===== Data for this task =====
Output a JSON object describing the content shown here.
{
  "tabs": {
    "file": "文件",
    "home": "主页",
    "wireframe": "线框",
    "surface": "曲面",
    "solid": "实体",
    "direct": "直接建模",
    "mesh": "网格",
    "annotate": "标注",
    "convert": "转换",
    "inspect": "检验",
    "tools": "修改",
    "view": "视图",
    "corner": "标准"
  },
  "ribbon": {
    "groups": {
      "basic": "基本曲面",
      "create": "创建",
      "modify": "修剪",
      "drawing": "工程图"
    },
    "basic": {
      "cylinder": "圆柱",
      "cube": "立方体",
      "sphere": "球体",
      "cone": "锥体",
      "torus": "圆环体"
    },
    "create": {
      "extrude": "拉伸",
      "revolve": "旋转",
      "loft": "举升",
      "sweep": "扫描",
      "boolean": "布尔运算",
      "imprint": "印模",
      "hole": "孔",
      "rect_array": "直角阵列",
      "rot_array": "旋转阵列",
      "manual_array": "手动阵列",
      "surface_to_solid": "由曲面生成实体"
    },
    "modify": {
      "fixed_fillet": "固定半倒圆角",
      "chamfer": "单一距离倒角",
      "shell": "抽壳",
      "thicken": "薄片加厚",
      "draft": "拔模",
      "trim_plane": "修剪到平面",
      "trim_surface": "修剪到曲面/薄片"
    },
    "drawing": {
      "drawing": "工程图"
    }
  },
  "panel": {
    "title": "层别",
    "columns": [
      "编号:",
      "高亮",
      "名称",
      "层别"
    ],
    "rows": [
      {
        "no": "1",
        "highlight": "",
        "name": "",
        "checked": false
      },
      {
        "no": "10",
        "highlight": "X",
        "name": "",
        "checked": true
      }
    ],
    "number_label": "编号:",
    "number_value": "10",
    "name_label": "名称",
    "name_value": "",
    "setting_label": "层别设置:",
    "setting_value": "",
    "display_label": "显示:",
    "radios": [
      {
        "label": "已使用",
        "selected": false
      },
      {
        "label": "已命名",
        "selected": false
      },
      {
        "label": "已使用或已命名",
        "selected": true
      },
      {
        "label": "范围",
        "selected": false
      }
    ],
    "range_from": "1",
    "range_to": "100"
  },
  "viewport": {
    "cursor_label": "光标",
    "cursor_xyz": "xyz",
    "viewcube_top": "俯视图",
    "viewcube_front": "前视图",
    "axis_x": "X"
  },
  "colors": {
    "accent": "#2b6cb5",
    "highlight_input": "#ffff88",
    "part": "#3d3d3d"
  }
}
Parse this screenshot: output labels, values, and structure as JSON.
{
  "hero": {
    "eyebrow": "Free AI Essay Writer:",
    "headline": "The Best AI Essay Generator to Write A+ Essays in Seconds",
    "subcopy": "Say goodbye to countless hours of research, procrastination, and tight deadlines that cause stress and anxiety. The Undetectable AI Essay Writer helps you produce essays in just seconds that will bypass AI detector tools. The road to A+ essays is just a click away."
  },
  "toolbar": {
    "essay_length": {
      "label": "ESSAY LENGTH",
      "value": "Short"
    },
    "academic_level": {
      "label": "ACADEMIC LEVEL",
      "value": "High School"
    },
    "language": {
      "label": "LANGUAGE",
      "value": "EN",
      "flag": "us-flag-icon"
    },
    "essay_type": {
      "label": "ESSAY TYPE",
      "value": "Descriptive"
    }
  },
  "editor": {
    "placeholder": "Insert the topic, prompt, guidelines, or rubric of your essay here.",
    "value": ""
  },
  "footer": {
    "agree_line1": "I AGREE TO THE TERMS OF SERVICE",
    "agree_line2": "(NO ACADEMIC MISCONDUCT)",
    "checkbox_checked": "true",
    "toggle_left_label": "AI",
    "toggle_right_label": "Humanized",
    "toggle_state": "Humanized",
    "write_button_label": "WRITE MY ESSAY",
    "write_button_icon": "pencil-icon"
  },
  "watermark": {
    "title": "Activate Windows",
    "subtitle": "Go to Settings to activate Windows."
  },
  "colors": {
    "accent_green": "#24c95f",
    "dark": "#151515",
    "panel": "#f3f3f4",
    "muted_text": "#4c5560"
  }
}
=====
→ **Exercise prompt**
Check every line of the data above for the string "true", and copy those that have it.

→ **The completed task**
        "checked": true
        "selected": true
    "checkbox_checked": "true",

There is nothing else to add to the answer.